#### DATA FOR REVIEW ####
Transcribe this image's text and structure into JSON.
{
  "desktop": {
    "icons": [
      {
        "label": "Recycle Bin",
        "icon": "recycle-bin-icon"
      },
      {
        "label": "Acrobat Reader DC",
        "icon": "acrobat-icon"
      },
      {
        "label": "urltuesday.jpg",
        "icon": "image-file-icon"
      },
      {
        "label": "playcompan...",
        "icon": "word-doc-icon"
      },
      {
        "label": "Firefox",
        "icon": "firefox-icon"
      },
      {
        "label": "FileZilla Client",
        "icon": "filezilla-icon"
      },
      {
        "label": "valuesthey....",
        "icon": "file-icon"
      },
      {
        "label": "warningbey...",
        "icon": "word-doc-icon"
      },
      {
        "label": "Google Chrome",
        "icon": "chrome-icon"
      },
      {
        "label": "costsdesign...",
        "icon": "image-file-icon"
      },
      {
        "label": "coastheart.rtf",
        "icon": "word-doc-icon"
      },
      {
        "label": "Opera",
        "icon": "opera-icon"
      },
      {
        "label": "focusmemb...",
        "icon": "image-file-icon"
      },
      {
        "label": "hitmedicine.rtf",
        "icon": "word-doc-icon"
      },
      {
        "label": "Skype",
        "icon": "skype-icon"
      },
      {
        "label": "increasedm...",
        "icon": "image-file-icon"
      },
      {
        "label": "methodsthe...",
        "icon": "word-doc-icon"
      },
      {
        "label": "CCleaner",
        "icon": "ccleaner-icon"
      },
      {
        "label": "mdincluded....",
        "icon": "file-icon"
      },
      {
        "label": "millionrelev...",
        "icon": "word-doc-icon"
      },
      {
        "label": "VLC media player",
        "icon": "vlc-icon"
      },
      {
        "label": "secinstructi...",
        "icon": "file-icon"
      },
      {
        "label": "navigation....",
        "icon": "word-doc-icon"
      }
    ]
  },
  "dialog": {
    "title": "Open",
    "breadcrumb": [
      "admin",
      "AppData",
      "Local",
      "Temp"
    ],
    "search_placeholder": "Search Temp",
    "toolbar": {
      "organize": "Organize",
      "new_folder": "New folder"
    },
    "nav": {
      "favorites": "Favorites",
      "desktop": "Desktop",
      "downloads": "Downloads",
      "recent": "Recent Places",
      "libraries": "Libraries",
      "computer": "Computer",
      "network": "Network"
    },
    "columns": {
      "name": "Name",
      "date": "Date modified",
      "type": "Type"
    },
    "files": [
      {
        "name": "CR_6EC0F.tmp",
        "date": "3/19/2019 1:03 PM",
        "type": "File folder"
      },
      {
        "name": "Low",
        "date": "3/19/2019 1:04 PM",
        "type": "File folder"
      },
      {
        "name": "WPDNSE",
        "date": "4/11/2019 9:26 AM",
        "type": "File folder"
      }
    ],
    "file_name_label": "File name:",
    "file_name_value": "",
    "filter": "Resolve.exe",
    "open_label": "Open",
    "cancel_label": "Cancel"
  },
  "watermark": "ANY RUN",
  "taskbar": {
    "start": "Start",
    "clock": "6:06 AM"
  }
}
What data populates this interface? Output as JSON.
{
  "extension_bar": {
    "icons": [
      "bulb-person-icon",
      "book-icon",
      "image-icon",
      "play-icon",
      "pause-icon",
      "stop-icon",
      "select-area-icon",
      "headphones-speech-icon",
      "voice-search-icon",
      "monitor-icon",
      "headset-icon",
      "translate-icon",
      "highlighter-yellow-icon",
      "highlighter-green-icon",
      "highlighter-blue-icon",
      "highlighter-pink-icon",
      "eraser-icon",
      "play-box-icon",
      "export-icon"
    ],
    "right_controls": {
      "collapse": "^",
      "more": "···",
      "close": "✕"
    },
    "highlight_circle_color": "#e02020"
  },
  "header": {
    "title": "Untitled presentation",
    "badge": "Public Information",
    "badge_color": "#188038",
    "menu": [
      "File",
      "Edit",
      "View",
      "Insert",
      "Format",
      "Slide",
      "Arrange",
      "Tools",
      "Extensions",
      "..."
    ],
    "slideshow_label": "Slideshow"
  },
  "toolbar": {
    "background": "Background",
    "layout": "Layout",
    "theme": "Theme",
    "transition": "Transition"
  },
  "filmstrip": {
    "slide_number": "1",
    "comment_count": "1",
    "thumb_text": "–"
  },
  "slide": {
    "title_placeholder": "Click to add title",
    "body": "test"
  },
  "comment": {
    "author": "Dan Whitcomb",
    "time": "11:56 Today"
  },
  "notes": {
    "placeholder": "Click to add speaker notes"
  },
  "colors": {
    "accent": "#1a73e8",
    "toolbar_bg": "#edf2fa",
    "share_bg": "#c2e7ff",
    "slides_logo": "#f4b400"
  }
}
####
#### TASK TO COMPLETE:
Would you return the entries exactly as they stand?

#### RESPONSE TO THE EXERCISE:
Transcribe this image's text and structure into JSON.
{
  "desktop": {
    "icons": [
      {
        "label": "Recycle Bin",
        "icon": "recycle-bin-icon"
      },
      {
        "label": "Acrobat Reader DC",
        "icon": "acrobat-icon"
      },
      {
        "label": "urltuesday.jpg",
        "icon": "image-file-icon"
      },
      {
        "label": "playcompan...",
        "icon": "word-doc-icon"
      },
      {
        "label": "Firefox",
        "icon": "firefox-icon"
      },
      {
        "label": "FileZilla Client",
        "icon": "filezilla-icon"
      },
      {
        "label": "valuesthey....",
        "icon": "file-icon"
      },
      {
        "label": "warningbey...",
        "icon": "word-doc-icon"
      },
      {
        "label": "Google Chrome",
        "icon": "chrome-icon"
      },
      {
        "label": "costsdesign...",
        "icon": "image-file-icon"
      },
      {
        "label": "coastheart.rtf",
        "icon": "word-doc-icon"
      },
      {
        "label": "Opera",
        "icon": "opera-icon"
      },
      {
        "label": "focusmemb...",
        "icon": "image-file-icon"
      },
      {
        "label": "hitmedicine.rtf",
        "icon": "word-doc-icon"
      },
      {
        "label": "Skype",
        "icon": "skype-icon"
      },
      {
        "label": "increasedm...",
        "icon": "image-file-icon"
      },
      {
        "label": "methodsthe...",
        "icon": "word-doc-icon"
      },
      {
        "label": "CCleaner",
        "icon": "ccleaner-icon"
      },
      {
        "label": "mdincluded....",
        "icon": "file-icon"
      },
      {
        "label": "millionrelev...",
        "icon": "word-doc-icon"
      },
      {
        "label": "VLC media player",
        "icon": "vlc-icon"
      },
      {
        "label": "secinstructi...",
        "icon": "file-icon"
      },
      {
        "label": "navigation....",
        "icon": "word-doc-icon"
      }
    ]
  },
  "dialog": {
    "title": "Open",
    "breadcrumb": [
      "admin",
      "AppData",
      "Local",
      "Temp"
    ],
    "search_placeholder": "Search Temp",
    "toolbar": {
      "organize": "Organize",
      "new_folder": "New folder"
    },
    "nav": {
      "favorites": "Favorites",
      "desktop": "Desktop",
      "downloads": "Downloads",
      "recent": "Recent Places",
      "libraries": "Libraries",
      "computer": "Computer",
      "network": "Network"
    },
    "columns": {
      "name": "Name",
      "date": "Date modified",
      "type": "Type"
    },
    "files": [
      {
        "name": "CR_6EC0F.tmp",
        "date": "3/19/2019 1:03 PM",
        "type": "File folder"
      },
      {
        "name": "Low",
        "date": "3/19/2019 1:04 PM",
        "type": "File folder"
      },
      {
        "name": "WPDNSE",
        "date": "4/11/2019 9:26 AM",
        "type": "File folder"
      }
    ],
    "file_name_label": "File name:",
    "file_name_value": "",
    "filter": "Resolve.exe",
    "open_label": "Open",
    "cancel_label": "Cancel"
  },
  "watermark": "ANY RUN",
  "taskbar": {
    "start": "Start",
    "clock": "6:06 AM"
  }
}
What data populates this interface? Output as JSON.
{
  "extension_bar": {
    "icons": [
      "bulb-person-icon",
      "book-icon",
      "image-icon",
      "play-icon",
      "pause-icon",
      "stop-icon",
      "select-area-icon",
      "headphones-speech-icon",
      "voice-search-icon",
      "monitor-icon",
      "headset-icon",
      "translate-icon",
      "highlighter-yellow-icon",
      "highlighter-green-icon",
      "highlighter-blue-icon",
      "highlighter-pink-icon",
      "eraser-icon",
      "play-box-icon",
      "export-icon"
    ],
    "right_controls": {
      "collapse": "^",
      "more": "···",
      "close": "✕"
    },
    "highlight_circle_color": "#e02020"
  },
  "header": {
    "title": "Untitled presentation",
    "badge": "Public Information",
    "badge_color": "#188038",
    "menu": [
      "File",
      "Edit",
      "View",
      "Insert",
      "Format",
      "Slide",
      "Arrange",
      "Tools",
      "Extensions",
      "..."
    ],
    "slideshow_label": "Slideshow"
  },
  "toolbar": {
    "background": "Background",
    "layout": "Layout",
    "theme": "Theme",
    "transition": "Transition"
  },
  "filmstrip": {
    "slide_number": "1",
    "comment_count": "1",
    "thumb_text": "–"
  },
  "slide": {
    "title_placeholder": "Click to add title",
    "body": "test"
  },
  "comment": {
    "author": "Dan Whitcomb",
    "time": "11:56 Today"
  },
  "notes": {
    "placeholder": "Click to add speaker notes"
  },
  "colors": {
    "accent": "#1a73e8",
    "toolbar_bg": "#edf2fa",
    "share_bg": "#c2e7ff",
    "slides_logo": "#f4b400"
  }
}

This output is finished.